Statistics vs. Reality
BY: Sean Vinck
Study Notre Dame on a purely statistical level, and it appears to be an institution on the rise. The endowment is reaching levels never before seen. Enrollment remains steady. The University is holding the rate of increase in tuition to under five percent annually (seemingly a dubious boast, but in light of the massive inflation in college costs, certainly a reasonable number). Faculty salaries remain comparatively high, making Notre Dame a competitive place of employment in the world of academia. The aggregate scores and academic ratings of the incoming freshman class are high, with each year's class breaking the previous year's record.
Some professors are world-renowned in their fields of study. The theology department is known nationally. One theology department faculty member has a syndicated column, is sought routinely for commentary by "Time" and "Newsweek" and has written several best-selling books. Other professors are also accomplished authors, lecturers, teachers and thinkers.
On a statistical level, Notre Dame appears to be an institution on the rise.
But the problem has never been statistical.
On a given day, the Notre Dame student can wake up early to attend a class dedicated to the study of the latest material on "Gender Studies." Later that day, he might read columns in the newspaper denouncing "speciesism" or witness drunken debauchery among his neighbors. He could walk past a rally of malcontent self-described "progressives" protesting with their willing accomplices in the faculty. He might return to his room to read articles demanding ordination of women or arguing for the use of artificial contraception as an assignment for a class. He could then return to his bed and dream of Richard McBrien.
In its incarnation, Catholic education was conceived as a liberal education in the truest sense of the term — giving the student a universal, liberating education that would prepare him for a meaningful life in the world. This universal conception of education, once common to all institutions of higher learning, is united inseparably to religious piety in the unique context of the Catholic university. Yet the ideal of liberating, universal education coupled with religious formation seems to have been lost. Instead of viewing religious faith and academic inquiry as complementary endeavors, the prevailing opinion in the American academe, and, indeed, in some quarters at Notre Dame, is that the two stand in stark contrast to one another. This is, I suppose, why such intense philosophical and political battles now occur in our journals of opinion, in our daily discourse and in the conflicting public pronouncements of student groups ranging from the Progressive Student Alliance to Right Reason.
Indeed, ours is a spiritual conflict — waged between those who believe in the necessity of the orthodox exercise of the Catholic religion in Catholic higher education and those who do not. The philosophical underpinnings of Catholic doctrine must be the fundamental predisposition of the Catholic academics.
The mission of the of the Catholic university is beautifully enshrined in the Apostolic Constitution Ex Corde Ecclesiae, first issued in 1990. Let us pray for its faithful implementation in order that the University may achieve its divinely ordained mission.
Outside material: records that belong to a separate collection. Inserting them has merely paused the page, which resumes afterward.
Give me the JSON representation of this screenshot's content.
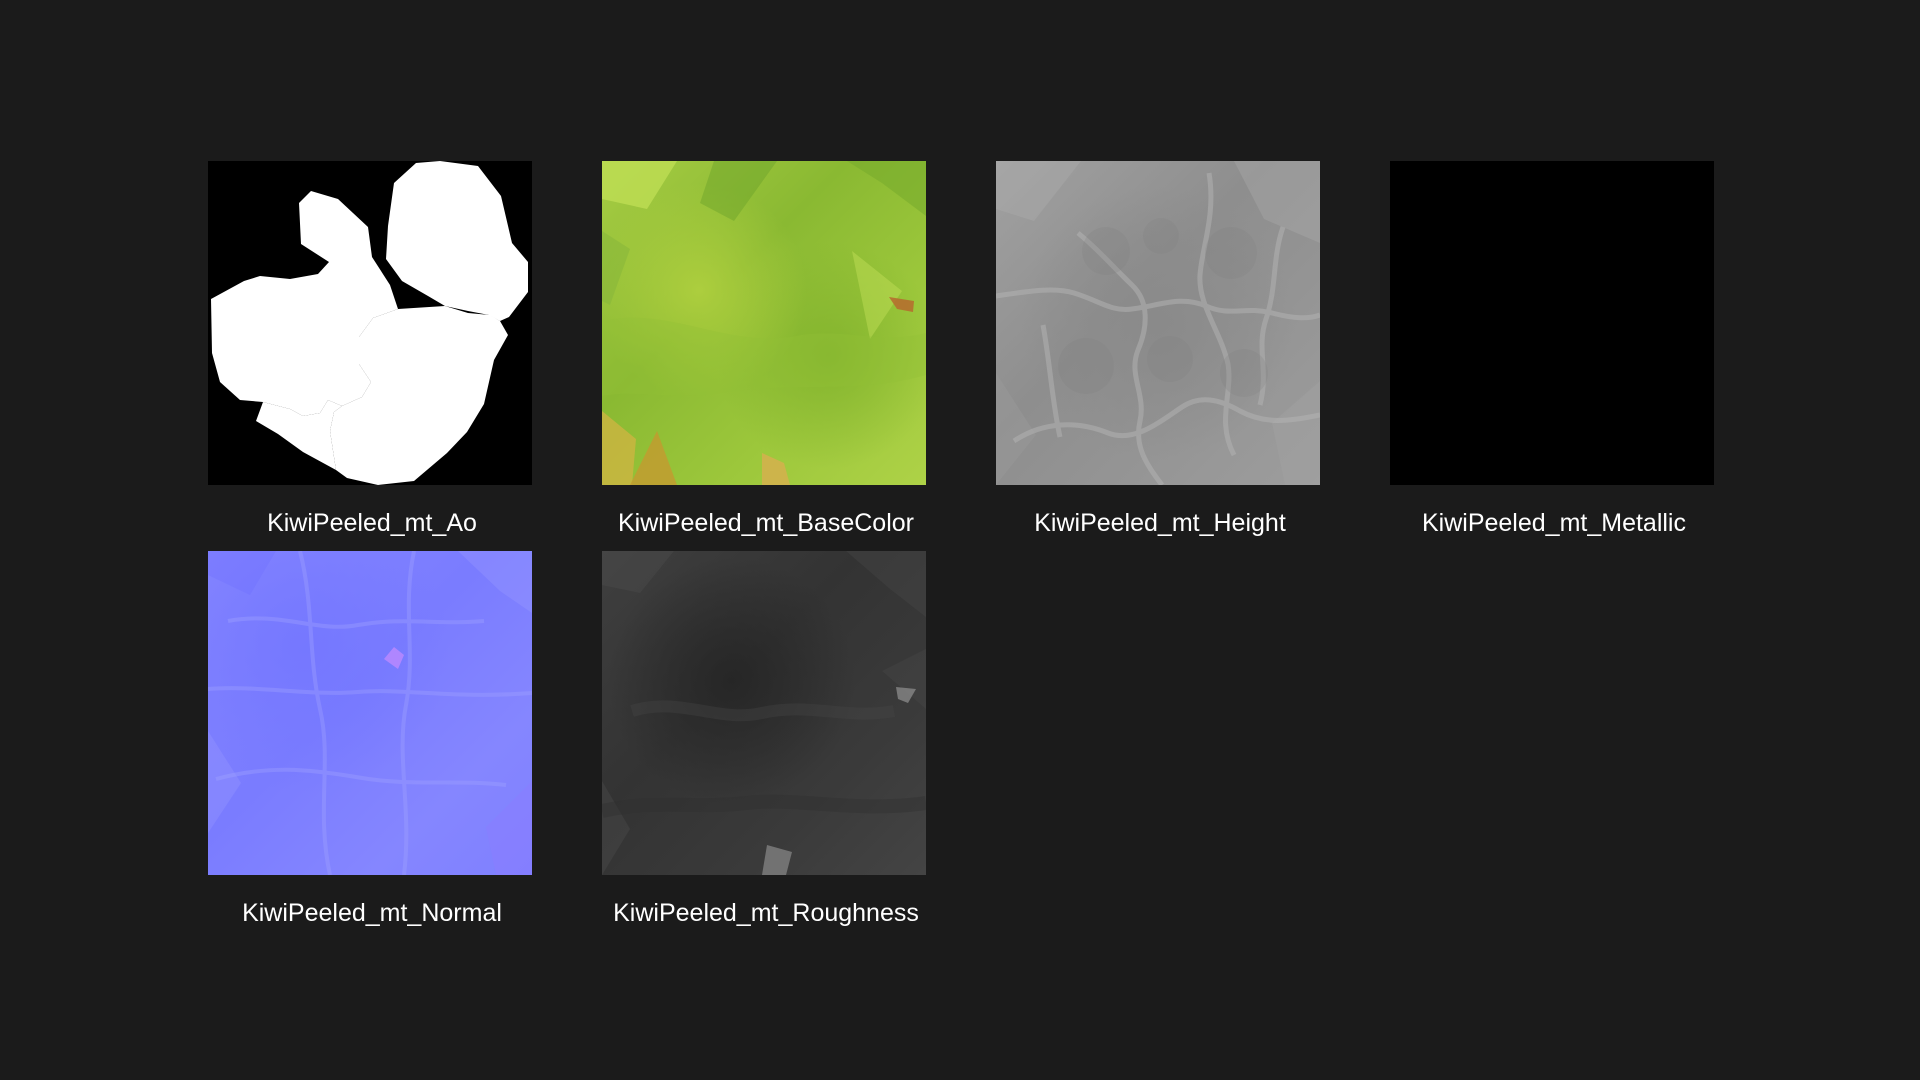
{
  "files": [
    {
      "id": "ao",
      "name": "KiwiPeeled_mt_Ao"
    },
    {
      "id": "basecolor",
      "name": "KiwiPeeled_mt_BaseColor"
    },
    {
      "id": "height",
      "name": "KiwiPeeled_mt_Height"
    },
    {
      "id": "metallic",
      "name": "KiwiPeeled_mt_Metallic"
    },
    {
      "id": "normal",
      "name": "KiwiPeeled_mt_Normal"
    },
    {
      "id": "roughness",
      "name": "KiwiPeeled_mt_Roughness"
    }
  ],
  "colors": {
    "background": "#1b1b1b",
    "label": "#ffffff",
    "ao_black": "#000000",
    "ao_white": "#ffffff",
    "basecolor_green": "#9cc73b",
    "height_gray": "#959595",
    "metallic_black": "#000000",
    "normal_blue": "#7f80ff",
    "roughness_gray": "#3a3a3a"
  }
}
For, as Ex Corde says, "It is the honor and responsibility of a Catholic university to consecrate itself without reserve to the cause of truth."
Sean Vinck is a junior PLS major. His column appears every other Tuesday.
The views expressed in this column are those of the author and not necessarily those of The Observer.
All Viewpoint Stories for Tuesday, August 31, 1999